And here is a video that allows you to see the variations in the time-domain waveform and the FFT spectrum as the firmware changes from 8 SPP, to 16 SPP, to 128 SPP.

 


Conclusion

We’ve explored firmware techniques for creating high-speed DAC waveforms, and we’ve settled on an approximate maximum sample rate that we can achieve with a fairly straightforward AWG architecture based on an 8-bit microcontroller and a parallel-input DAC. This system results in a max sampling frequency that is respectable but certainly limiting by modern standards. If we want to maintain the benefits of this architecture while pursuing higher signal frequencies, we need to decrease the number of samples per period and then attempt to recover some of the lost SNR by implementing a second-order (or third-order, or fourth-order...) DAC output filter.

 

Comments

7 Comments


  • Sambo007 2017-12-22

    I enjoyed your article. Shouldn’t the ‘MHz’ be substituted with ‘Hz’ in ‘3,333,333 MHz’?

    Thanks

    • RK37 2017-12-22

      Yes! Thanks for pointing that out. I fixed it.

  • John Leek 2017-12-31

    What is your resolution for setting the frequency - if you are using a loop counter it will change depending on the set frequency i.e. can you set F = 10,000Hz then 10,001 Hz i.e. a change of 1hz in 10kHz ???? or any other frequency ?

  • John Leek 2017-12-31

    You need to use Direct Digital Synthesis ... NOT a loop counter

    • RK37 2018-01-04

      I don’t understand your question, and I also don’t understand the second comment, which seems to be either a response to your first comment or a suggestion for how I should generate my analog signals. I think that the article contains more than enough scope captures to demonstrate that my method works quite well.

  • John Leek 2018-01-05

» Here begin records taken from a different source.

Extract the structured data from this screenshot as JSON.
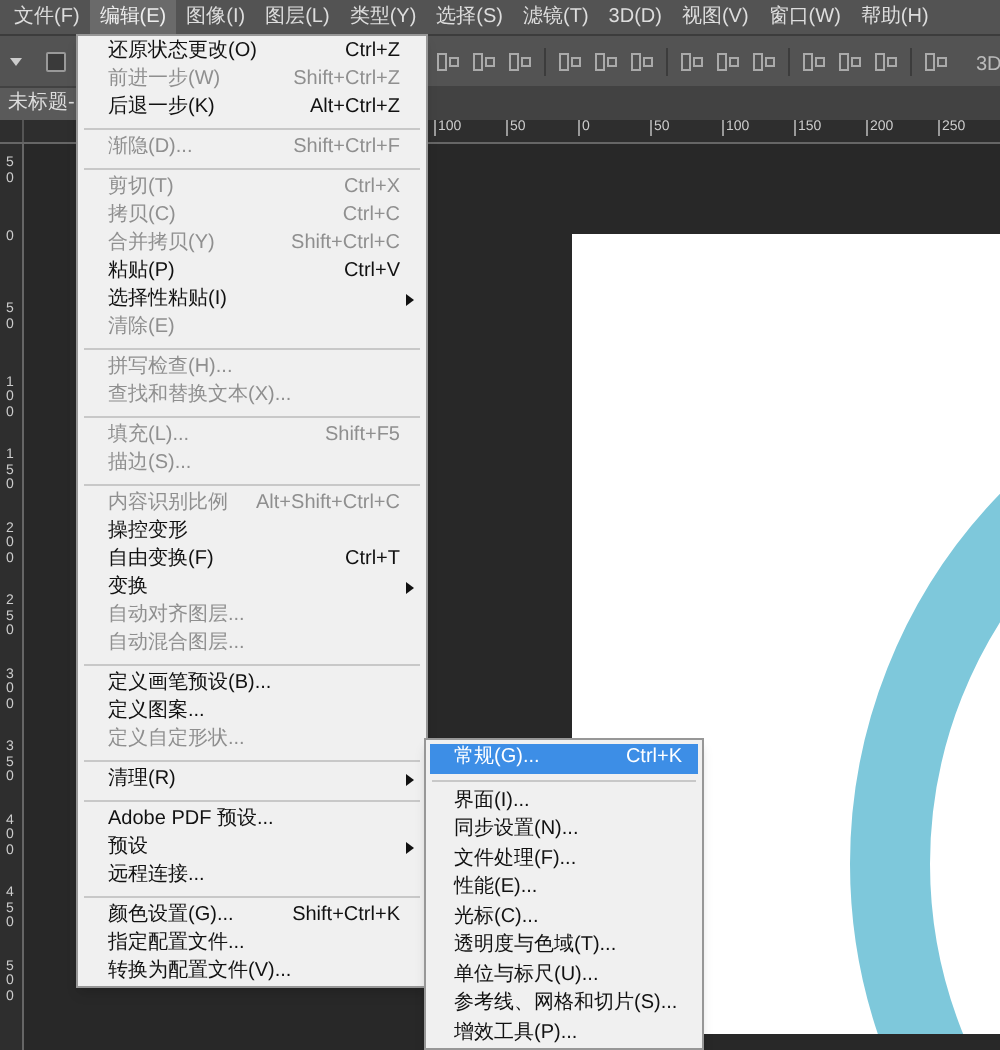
{
  "menubar": [
    {
      "label": "文件(F)",
      "selected": false
    },
    {
      "label": "编辑(E)",
      "selected": true
    },
    {
      "label": "图像(I)",
      "selected": false
    },
    {
      "label": "图层(L)",
      "selected": false
    },
    {
      "label": "类型(Y)",
      "selected": false
    },
    {
      "label": "选择(S)",
      "selected": false
    },
    {
      "label": "滤镜(T)",
      "selected": false
    },
    {
      "label": "3D(D)",
      "selected": false
    },
    {
      "label": "视图(V)",
      "selected": false
    },
    {
      "label": "窗口(W)",
      "selected": false
    },
    {
      "label": "帮助(H)",
      "selected": false
    }
  ],
  "options_bar": {
    "auto_select_checked": false,
    "right_label": "3D"
  },
  "document_tab": {
    "title": "未标题-"
  },
  "top_ruler": [
    "100",
    "50",
    "0",
    "50",
    "100",
    "150",
    "200",
    "250"
  ],
  "left_ruler": [
    "50",
    "0",
    "50",
    "100",
    "150",
    "200",
    "250",
    "300",
    "350",
    "400",
    "450",
    "500"
  ],
  "edit_menu": [
    [
      {
        "label": "还原状态更改(O)",
        "shortcut": "Ctrl+Z",
        "disabled": false,
        "submenu": false
      },
      {
        "label": "前进一步(W)",
        "shortcut": "Shift+Ctrl+Z",
        "disabled": true,
        "submenu": false
      },
      {
        "label": "后退一步(K)",
        "shortcut": "Alt+Ctrl+Z",
        "disabled": false,
        "submenu": false
      }
    ],
    [
      {
        "label": "渐隐(D)...",
        "shortcut": "Shift+Ctrl+F",
        "disabled": true,
        "submenu": false
      }
    ],
    [
      {
        "label": "剪切(T)",
        "shortcut": "Ctrl+X",
        "disabled": true,
        "submenu": false
      },
      {
        "label": "拷贝(C)",
        "shortcut": "Ctrl+C",
        "disabled": true,
        "submenu": false
      },
      {
        "label": "合并拷贝(Y)",
        "shortcut": "Shift+Ctrl+C",
        "disabled": true,
        "submenu": false
      },
      {
        "label": "粘贴(P)",
        "shortcut": "Ctrl+V",
        "disabled": false,
        "submenu": false
      },
      {
        "label": "选择性粘贴(I)",
        "disabled": false,
        "submenu": true
      },
      {
        "label": "清除(E)",
        "disabled": true,
        "submenu": false
      }
    ],
    [
      {
        "label": "拼写检查(H)...",
        "disabled": true,
        "submenu": false
      },
      {
        "label": "查找和替换文本(X)...",
        "disabled": true,
        "submenu": false
      }
    ],
    [
      {
        "label": "填充(L)...",
        "shortcut": "Shift+F5",
        "disabled": true,
        "submenu": false
      },
      {
        "label": "描边(S)...",
        "disabled": true,
        "submenu": false
      }
    ],
    [
      {
        "label": "内容识别比例",
        "shortcut": "Alt+Shift+Ctrl+C",
        "disabled": true,
        "submenu": false
      },
      {
        "label": "操控变形",
        "disabled": false,
        "submenu": false
      },
      {
        "label": "自由变换(F)",
        "shortcut": "Ctrl+T",
        "disabled": false,
        "submenu": false
      },
      {
        "label": "变换",
        "disabled": false,
        "submenu": true
      },
      {
        "label": "自动对齐图层...",
        "disabled": true,
        "submenu": false
      },
      {
        "label": "自动混合图层...",
        "disabled": true,
        "submenu": false
      }
    ],
    [
      {
        "label": "定义画笔预设(B)...",
        "disabled": false,
        "submenu": false
      },
      {
        "label": "定义图案...",
        "disabled": false,
        "submenu": false
      },
      {
        "label": "定义自定形状...",
        "disabled": true,
        "submenu": false
      }
    ],
    [
      {
        "label": "清理(R)",
        "disabled": false,
        "submenu": true
      }
    ],
    [
      {
        "label": "Adobe PDF 预设...",
        "disabled": false,
        "submenu": false
      },
      {
        "label": "预设",
        "disabled": false,
        "submenu": true
      },
      {
        "label": "远程连接...",
        "disabled": false,
        "submenu": false
      }
    ],
    [
      {
        "label": "颜色设置(G)...",
        "shortcut": "Shift+Ctrl+K",
        "disabled": false,
        "submenu": false
      },
      {
        "label": "指定配置文件...",
        "disabled": false,
        "submenu": false
      },
      {
        "label": "转换为配置文件(V)...",
        "disabled": false,
        "submenu": false
      }
    ]
  ],
  "preferences_submenu": [
    [
      {
        "label": "常规(G)...",
        "shortcut": "Ctrl+K",
        "selected": true
      }
    ],
    [
      {
        "label": "界面(I)...",
        "selected": false
      },
      {
        "label": "同步设置(N)...",
        "selected": false
      },
      {
        "label": "文件处理(F)...",
        "selected": false
      },
      {
        "label": "性能(E)...",
        "selected": false
      },
      {
        "label": "光标(C)...",
        "selected": false
      },
      {
        "label": "透明度与色域(T)...",
        "selected": false
      },
      {
        "label": "单位与标尺(U)...",
        "selected": false
      },
      {
        "label": "参考线、网格和切片(S)...",
        "selected": false
      },
      {
        "label": "增效工具(P)...",
        "selected": false
      }
    ]
  ]
}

    OK let me ask the question a different way. Let’s say you set the frequency to 10,000 (10Khz) the change the ISR timer by one count. (increase or decrease by only one) what will the change of output frequency be + or - (This is your resolution). Then change the output frequency to say 50,000 (50Khz) then change the ISP timer by one count, Again measure the change in output frequency. Also - plot a graph of output frequency Vs ISR timer count value… is it a straight line ???? Do you think you can do this ? looking forward to your reply